The Alaska State Legislature returned to its usual business on Monday, after a short break last week to allow more than one-third of the state’s legislators to travel to Washington, D.C., for meetings.
The Legislature takes a few days off every March for the annual Washington, D.C., meeting of the Energy Council, which brings together lawmakers from energy-producing states and provinces, as well as from other energy-producing countries.
This year, Alaska’s Sen. Bert Stedman, R-Sitka, is chairman of the Energy Council.
Stedman did not speak during the Senate floor session Monday afternoon, but Senate Minority Leader Johnny Ellis, D-Anchorage, one of the legislators who attended the Energy Council meeting, praised him for his work in steering the meeting.
“I just wanted to say that I’m ‘Alaska proud’ for the leadership role that our state is taking in the Energy Council and the performance of the senator from Sitka in particular,” said Ellis. “That organization is in good hands, and Alaska made a good showing, and for that we can all be proud.”
Ellis also acknowledged Sen. Lesil McGuire, R-Anchorage, and Rep. Bob Herron, D-Bethel, who co-chaired last week’s Pacific Northwest Economic Region Arctic Caucus roundtable, also held in Washington, D.C.
The Senate also passed a pair of bills with broad support in the chamber.
The first, Senate Bill 2, authorizes Alaska to upgrade its associate membership in the Interstate Mining Compact Commission to full membership. It would be the 20th full member of the organization, which serves as a forum for discussion and collaboration between member states on mining issues.
“Alaska has a long history in mining, Mr. President, and has been recognized for advances in best practices for mining in our unique environment,” said bill sponsor Sen. Cathy Giessel, R-Anchorage, addressing Senate President Charlie Huggins, R-Wasilla. “This would allow Alaska to add our voice to the discussion on the national level.”

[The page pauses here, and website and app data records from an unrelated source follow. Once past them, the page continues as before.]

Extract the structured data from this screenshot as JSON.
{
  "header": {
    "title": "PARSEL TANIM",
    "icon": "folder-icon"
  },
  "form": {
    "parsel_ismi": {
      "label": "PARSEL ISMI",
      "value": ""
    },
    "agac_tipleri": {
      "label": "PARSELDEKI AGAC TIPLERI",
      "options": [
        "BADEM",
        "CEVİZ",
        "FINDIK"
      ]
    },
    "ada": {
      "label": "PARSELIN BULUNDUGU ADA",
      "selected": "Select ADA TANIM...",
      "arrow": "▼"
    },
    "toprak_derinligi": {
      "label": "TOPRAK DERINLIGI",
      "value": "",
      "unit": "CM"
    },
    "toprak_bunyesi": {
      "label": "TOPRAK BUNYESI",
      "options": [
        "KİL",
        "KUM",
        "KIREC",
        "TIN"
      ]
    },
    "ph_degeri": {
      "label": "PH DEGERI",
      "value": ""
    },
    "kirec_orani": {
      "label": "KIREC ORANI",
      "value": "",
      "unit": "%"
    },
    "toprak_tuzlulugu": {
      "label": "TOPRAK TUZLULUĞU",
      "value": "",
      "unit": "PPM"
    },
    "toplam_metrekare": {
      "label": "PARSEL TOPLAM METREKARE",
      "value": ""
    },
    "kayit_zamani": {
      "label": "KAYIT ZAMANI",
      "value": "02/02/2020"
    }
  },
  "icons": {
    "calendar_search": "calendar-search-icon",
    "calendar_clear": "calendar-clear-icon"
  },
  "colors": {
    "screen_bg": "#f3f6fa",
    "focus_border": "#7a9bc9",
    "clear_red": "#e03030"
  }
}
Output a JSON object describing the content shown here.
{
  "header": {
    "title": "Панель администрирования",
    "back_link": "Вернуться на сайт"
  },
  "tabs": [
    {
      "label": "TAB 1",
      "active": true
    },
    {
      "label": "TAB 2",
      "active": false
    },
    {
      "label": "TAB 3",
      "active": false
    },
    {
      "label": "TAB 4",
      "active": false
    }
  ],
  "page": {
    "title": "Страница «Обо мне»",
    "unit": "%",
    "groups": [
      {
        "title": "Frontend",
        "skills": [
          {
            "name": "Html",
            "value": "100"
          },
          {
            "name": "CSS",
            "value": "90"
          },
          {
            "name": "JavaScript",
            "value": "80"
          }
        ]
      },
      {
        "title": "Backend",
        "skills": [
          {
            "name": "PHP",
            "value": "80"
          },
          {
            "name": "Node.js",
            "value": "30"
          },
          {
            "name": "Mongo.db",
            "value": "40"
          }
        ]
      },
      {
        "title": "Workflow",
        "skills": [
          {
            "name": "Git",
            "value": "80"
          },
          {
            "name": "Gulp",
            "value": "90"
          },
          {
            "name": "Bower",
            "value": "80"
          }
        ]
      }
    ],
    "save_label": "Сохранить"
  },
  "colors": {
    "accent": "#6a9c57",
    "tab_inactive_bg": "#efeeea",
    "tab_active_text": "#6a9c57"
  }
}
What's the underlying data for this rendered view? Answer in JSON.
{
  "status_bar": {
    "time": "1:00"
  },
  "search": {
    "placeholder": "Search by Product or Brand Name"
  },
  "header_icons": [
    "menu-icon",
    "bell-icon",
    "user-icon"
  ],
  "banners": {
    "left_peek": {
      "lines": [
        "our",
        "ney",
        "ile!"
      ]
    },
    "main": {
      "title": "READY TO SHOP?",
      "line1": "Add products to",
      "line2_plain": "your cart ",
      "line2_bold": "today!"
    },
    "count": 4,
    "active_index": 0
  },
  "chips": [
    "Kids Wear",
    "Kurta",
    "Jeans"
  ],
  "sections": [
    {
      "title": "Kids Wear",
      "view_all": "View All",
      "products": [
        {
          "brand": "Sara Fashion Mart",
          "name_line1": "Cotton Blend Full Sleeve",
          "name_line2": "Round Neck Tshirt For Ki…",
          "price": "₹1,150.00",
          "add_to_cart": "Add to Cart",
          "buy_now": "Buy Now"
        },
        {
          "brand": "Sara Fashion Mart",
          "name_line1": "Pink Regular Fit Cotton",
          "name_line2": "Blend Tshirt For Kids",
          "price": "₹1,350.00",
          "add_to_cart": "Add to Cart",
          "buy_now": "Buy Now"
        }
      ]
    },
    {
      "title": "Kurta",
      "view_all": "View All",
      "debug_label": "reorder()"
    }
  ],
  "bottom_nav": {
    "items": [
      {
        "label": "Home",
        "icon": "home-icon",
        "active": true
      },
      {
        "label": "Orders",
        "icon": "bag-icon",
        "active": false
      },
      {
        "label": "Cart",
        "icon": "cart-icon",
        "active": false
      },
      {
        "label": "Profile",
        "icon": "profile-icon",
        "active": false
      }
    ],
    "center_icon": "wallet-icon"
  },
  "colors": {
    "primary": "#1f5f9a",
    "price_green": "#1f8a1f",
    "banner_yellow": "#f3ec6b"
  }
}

Before the vote, several senators raised their hands to ask to be listed as sponsors of S.B. 2.
The bill passed with all 17 senators present in favor.
Giessel also spoke on behalf of Senate Bill 27, introduced at the request of Republican Gov. Sean Parnell. That bill would see Alaska take steps toward assuming primacy over dredge and fill operations from the federal government, which Giessel suggested may speed up an often lengthy permitting process.
Sen. Bill Wielechowski, D-Anchorage, argued that the bill would foist additional annual costs on the state government without relaxing current restrictions on project permitting. He and Ellis voted against its passage, but they were outvoted by Giessel and 14 other senators.
There was also action on the floor of the House of Representatives Monday, as legislators met in the morning to pass House Concurrent Resolution 1, which calls on Gov. Sean Parnell to create a “state food resource development working group” with the goal of encouraging local food.
H.C.R. 1 is sponsored by Rep. Bill Stoltze, R-Chugiak, who has famously promoted the resolution by distributing Alaska-grown carrots in the Capitol.
The resolution passed without objection and will now move to the Senate.
• Contact reporter Mark D. Miller at 586-1821 or at firstname.lastname@example.org.